In the Norf'k language, sink saf literally means low tide. Metaphorically, the Islanders may say sink saf in reference to something becoming calm.

The current waste situation on Norfolk is alarming. Many island residents are ashamed of what must happen to remove our rubbish from view. The Norfolk Wave campaign aims to calm down the big saf by resourcing and educating the island residents and visitors on better waste practices. By combining significant local knowledge with visiting expertise, we have a powerful tool to create lasting change.

 

In a recent survey run through this campaign, we discovered that almost all island residents want the burning at Headstone tip to cease. Ninety percent of respondents were concerned about the impact of plastic debris on Norfolk’s marine environment. Pleasingly, ninety percent were also willing to change their lifestyle to reduce damage to the environment and were supportive of a ban on single use plastic. 

 

Great news!
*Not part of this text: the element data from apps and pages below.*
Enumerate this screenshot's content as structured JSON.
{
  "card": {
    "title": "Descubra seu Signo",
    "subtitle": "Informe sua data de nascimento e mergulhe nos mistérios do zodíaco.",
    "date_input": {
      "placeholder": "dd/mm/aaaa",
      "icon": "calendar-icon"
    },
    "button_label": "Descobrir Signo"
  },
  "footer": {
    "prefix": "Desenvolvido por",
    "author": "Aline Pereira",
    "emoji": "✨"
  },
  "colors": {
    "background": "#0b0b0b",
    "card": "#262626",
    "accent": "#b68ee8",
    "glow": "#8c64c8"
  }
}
So … where to from here? 

 

Shutting down Headstone Tip is not a simple fix. Generally, anything that cannot fit into the baler at the Waste Management Centre to be flown offshore, needs to be disposed of on-island. This is a big challenge, especially for construction and demolition (C&D) waste which is difficult to dismantle.

 

Currently C&D waste is being stockpiled as the community works toward a better solution. This is a great step forward, as this waste stream is no longer ending up in the ocean. The only waste stream that is still ending up in our ocean, is glass waste. Recently the Waste Management team were successful in procuring a grant for a commercial glass crusher, which will 
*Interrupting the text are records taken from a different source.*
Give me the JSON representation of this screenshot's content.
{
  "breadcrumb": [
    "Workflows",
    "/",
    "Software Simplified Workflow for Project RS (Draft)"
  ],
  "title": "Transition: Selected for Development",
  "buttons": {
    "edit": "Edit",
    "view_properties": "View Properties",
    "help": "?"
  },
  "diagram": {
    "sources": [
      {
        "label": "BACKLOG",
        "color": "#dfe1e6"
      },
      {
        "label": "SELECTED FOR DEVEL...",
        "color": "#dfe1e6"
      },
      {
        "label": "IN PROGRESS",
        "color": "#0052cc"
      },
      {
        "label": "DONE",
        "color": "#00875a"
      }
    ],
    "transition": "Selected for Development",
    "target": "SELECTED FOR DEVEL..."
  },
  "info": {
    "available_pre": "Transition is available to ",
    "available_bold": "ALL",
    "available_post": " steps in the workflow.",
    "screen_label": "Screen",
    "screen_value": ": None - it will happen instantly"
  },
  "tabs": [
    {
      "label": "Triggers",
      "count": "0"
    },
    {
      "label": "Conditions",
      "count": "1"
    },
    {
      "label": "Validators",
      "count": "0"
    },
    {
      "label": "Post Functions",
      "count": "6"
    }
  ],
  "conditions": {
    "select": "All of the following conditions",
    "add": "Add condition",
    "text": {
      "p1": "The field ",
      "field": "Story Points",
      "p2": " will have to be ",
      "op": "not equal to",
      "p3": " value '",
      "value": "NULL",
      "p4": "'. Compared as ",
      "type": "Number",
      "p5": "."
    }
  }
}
What was once a goal of 'zero ocean outfall' of our waste, has now become a 

 

As individuals and as a community, we need to take stock of what our small island can sustain, and really look at our habits and practices. How can we become a truly circular economy and drastically reduce our reliance on the outside world? 

 

To begin with, we need a better way to sort our waste.

 

 

Once the Recyclapod system is functioning, the Norfolk Wave campaign will create a film for incoming tourists, aimed at educating our 30,000 visitors each year, asking them to support Norfolk Island’s sustainable goal by doing their part. Well known film maker and environmental activist Damon Gameau (That Sugar Film, 2040) will present this film alongside Norfolk Island talent. 

 

Also, Norfolk’s first dramatic short film will be part of the Norfolk Wave deliverables…so stay tuned!

 

This is just the beginning. More will be revealed to the Norfolk Island community as we forge ahead into a sustainable future!